Already at the very beginning of my work in horticulture, I arrived at the conclusion, based on personal observations and partially on information gathered from well-known, experienced horticulturists during a tour of orchards in Central Russia specially undertaken for the purpose, that the quality of the varieties of fruit-bearing plants in all parts of Central Russia was very low. Consequently, I set myself the task of eliminating, by one method or another, so very grave a shortcoming in my favourite field. Unfortunately, I at first was enthusiastic about Grell's ideas of those days concerning the acclimatization of the best foreign varieties by grafting them on to hardy wildings. Much labour and time were lost on these erroneous experiments before I finally became convinced that the method was useless. Then, following the advice of Dr. Betling, I began to breed my own new local varieties of fruit-bearing plants from the seeds of superior-quality fruits. But it soon became clear to me that I could not expect to accomplish much without artificially crossing local varieties of plants with the best foreign varieties, because it is difficult to obtain higher qualities from mediocre varieties. To achieve this, the fruit of one of the parent plants must possess better, outstanding qualities. Consequently, it was necessary to resort to hybridization. For many years, step by step, I assiduously studied hybridization on the basis of comprehensive practical experiments, taking due account of the few theoretical findings which I had managed to gather at the time. I made tens of thousands of experiments. I grew a vast amount of new varieties of fruit-bearing plants from which several hundred new strains suitable for cultivation in our orchards were obtained, many being in no way inferior in quality to the best foreign varieties.

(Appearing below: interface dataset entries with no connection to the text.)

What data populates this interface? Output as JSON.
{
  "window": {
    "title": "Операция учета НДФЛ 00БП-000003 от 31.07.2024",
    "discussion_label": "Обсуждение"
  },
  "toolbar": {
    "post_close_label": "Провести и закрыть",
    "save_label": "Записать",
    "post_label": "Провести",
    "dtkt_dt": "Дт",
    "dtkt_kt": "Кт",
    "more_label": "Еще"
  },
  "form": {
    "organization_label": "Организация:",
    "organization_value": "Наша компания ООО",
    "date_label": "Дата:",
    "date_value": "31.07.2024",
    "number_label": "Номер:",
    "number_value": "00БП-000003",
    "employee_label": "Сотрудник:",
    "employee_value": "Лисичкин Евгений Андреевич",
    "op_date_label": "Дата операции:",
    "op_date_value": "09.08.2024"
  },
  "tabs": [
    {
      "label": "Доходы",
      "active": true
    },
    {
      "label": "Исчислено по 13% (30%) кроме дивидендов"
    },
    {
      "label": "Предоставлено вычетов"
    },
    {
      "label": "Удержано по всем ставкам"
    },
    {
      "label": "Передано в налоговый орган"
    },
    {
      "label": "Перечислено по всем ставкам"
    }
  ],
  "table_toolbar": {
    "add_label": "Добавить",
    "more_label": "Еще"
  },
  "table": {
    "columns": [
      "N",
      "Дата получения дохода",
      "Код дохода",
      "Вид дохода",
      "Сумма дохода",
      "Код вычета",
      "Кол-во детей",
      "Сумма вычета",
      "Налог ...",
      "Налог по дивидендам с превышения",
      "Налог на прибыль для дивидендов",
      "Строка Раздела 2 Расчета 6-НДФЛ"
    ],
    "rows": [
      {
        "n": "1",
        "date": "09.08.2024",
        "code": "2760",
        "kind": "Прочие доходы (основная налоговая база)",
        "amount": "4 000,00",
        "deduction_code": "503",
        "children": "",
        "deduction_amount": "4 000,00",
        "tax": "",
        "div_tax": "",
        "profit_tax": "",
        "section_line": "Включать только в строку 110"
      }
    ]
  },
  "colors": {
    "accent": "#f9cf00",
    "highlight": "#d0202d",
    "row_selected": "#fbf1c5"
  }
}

Further, I accumulated an extensive archive of rough notes pertaining to various observations on plant breeding and numerous photographs of plants. And all this was done on the small income derived from the sale of plants produced in a small commercial nursery specially established for the purpose. This income served to cover all expenditures, but practically nothing remained by way of savings.

Throughout the many years of labour devoted to improving varieties of fruit plants in Central Russia, I never received any subsidies or grants from the state, let alone thousand ruble salaries.

I worked the best I could on the means which I obtained by my own labour. Throughout the past period I constantly struggled against poverty and endured all kinds of hardship silently; I never asked for assistance from the government so that I might more extensively develop this work, so highly useful and so very necessary to Russian agriculture.

On the advice of eminent horticulturists, I submitted several memoranda to our department of agriculture in which I tried to explain the vast importance and the necessity of improving and increasing native varieties of fruit-bearing plants by raising local varieties from seeds. Nothing came of these memoranda. And now, at last, it is too late--the years have gone by and my strength is exhausted. For my part I have done what I could; it is time to rest and to take care of myself, especially since I constantly feel the effects of failing health and diminishing strength.

It is very painful, of course, to have laboured so many years for the common good with no recompense and then to be deprived of security in old age. The consequences are that I shall have to go on with my arduous work to the end--an unenviable prospect....

And that, too, gentlemen, is the reason why I was compelled to close the nursery to visitors. I simply have no time to entertain sundry inspectors, gardening instructors, forestry experts and others who make almost daily visits to the nursery. I have absolutely no free time; I have no hired gardeners, I spend the whole day in the nursery and the better part of the night answering letters. The number of these letters from all parts of Russia, and lately from abroad, has, by the way, reached such proportions that my replies to the inquiries of orchardmen are sometimes delayed for several months.